Your goal>
Give back each entry word for word, but drop the images.
═════ Extracted material
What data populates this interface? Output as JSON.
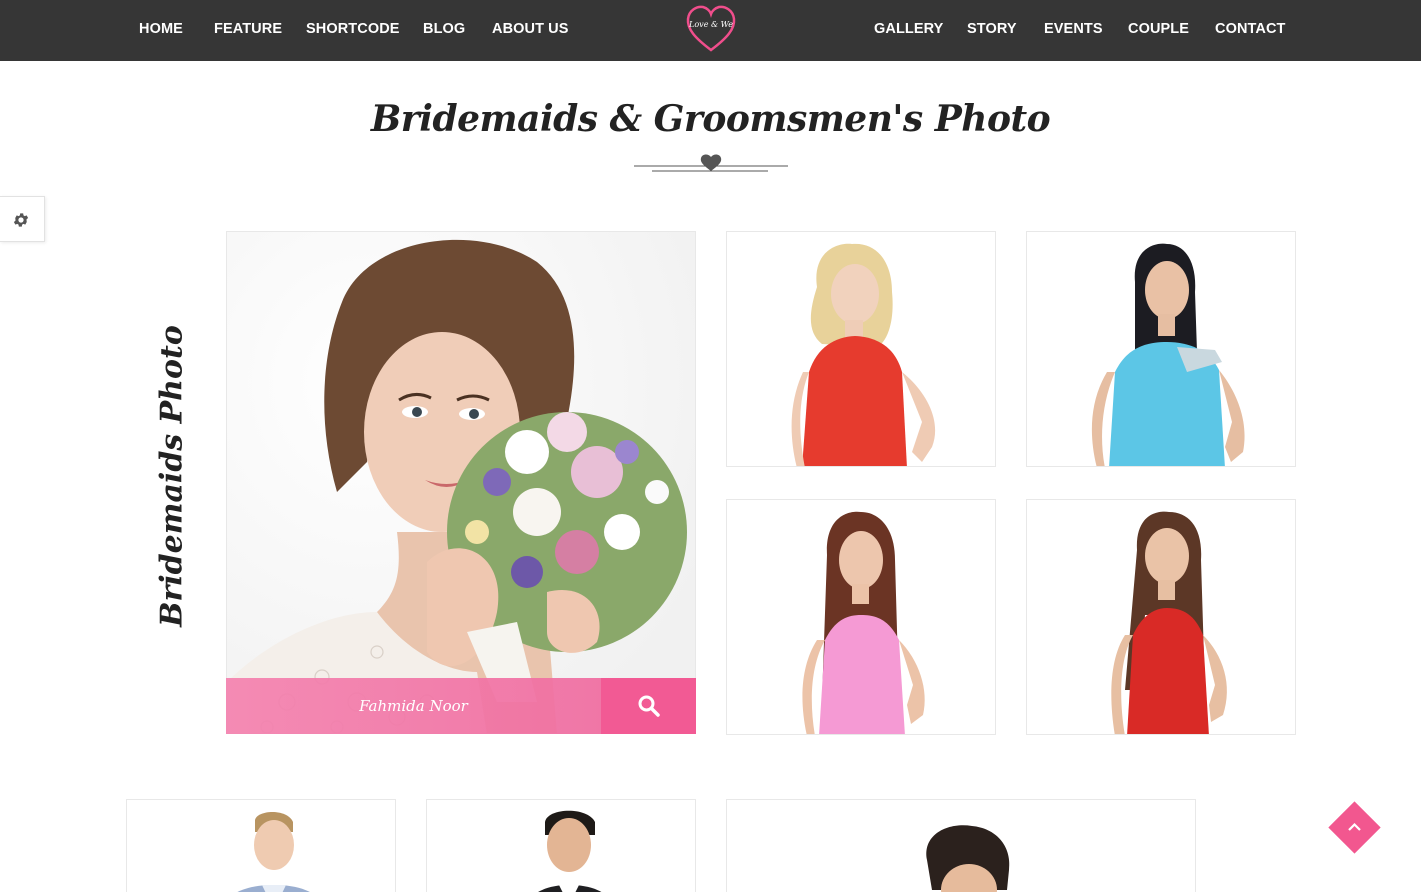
{
  "nav": {
    "left_items": [
      "HOME",
      "FEATURE",
      "SHORTCODE",
      "BLOG",
      "ABOUT US"
    ],
    "right_items": [
      "GALLERY",
      "STORY",
      "EVENTS",
      "COUPLE",
      "CONTACT"
    ],
    "logo_text": "Love & We"
  },
  "section": {
    "title": "Bridemaids & Groomsmen's Photo",
    "vertical_label": "Bridemaids Photo"
  },
  "featured": {
    "name": "Fahmida Noor",
    "search_icon": "search-icon"
  },
  "colors": {
    "nav_bg": "#363636",
    "accent_pink": "#f2578f",
    "caption_pink": "#f482af",
    "text_dark": "#222222"
  },
  "icons": {
    "settings": "gear-icon",
    "back_to_top": "chevron-up-icon",
    "divider": "heart-icon",
    "logo": "heart-logo-icon"
  }
}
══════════
Task result>
What data populates this interface? Output as JSON.
{
  "nav": {
    "left_items": [
      "HOME",
      "FEATURE",
      "SHORTCODE",
      "BLOG",
      "ABOUT US"
    ],
    "right_items": [
      "GALLERY",
      "STORY",
      "EVENTS",
      "COUPLE",
      "CONTACT"
    ],
    "logo_text": "Love & We"
  },
  "section": {
    "title": "Bridemaids & Groomsmen's Photo",
    "vertical_label": "Bridemaids Photo"
  },
  "featured": {
    "name": "Fahmida Noor",
    "search_icon": "search-icon"
  },
  "colors": {
    "nav_bg": "#363636",
    "accent_pink": "#f2578f",
    "caption_pink": "#f482af",
    "text_dark": "#222222"
  },
  "icons": {
    "settings": "gear-icon",
    "back_to_top": "chevron-up-icon",
    "divider": "heart-icon",
    "logo": "heart-logo-icon"
  }
}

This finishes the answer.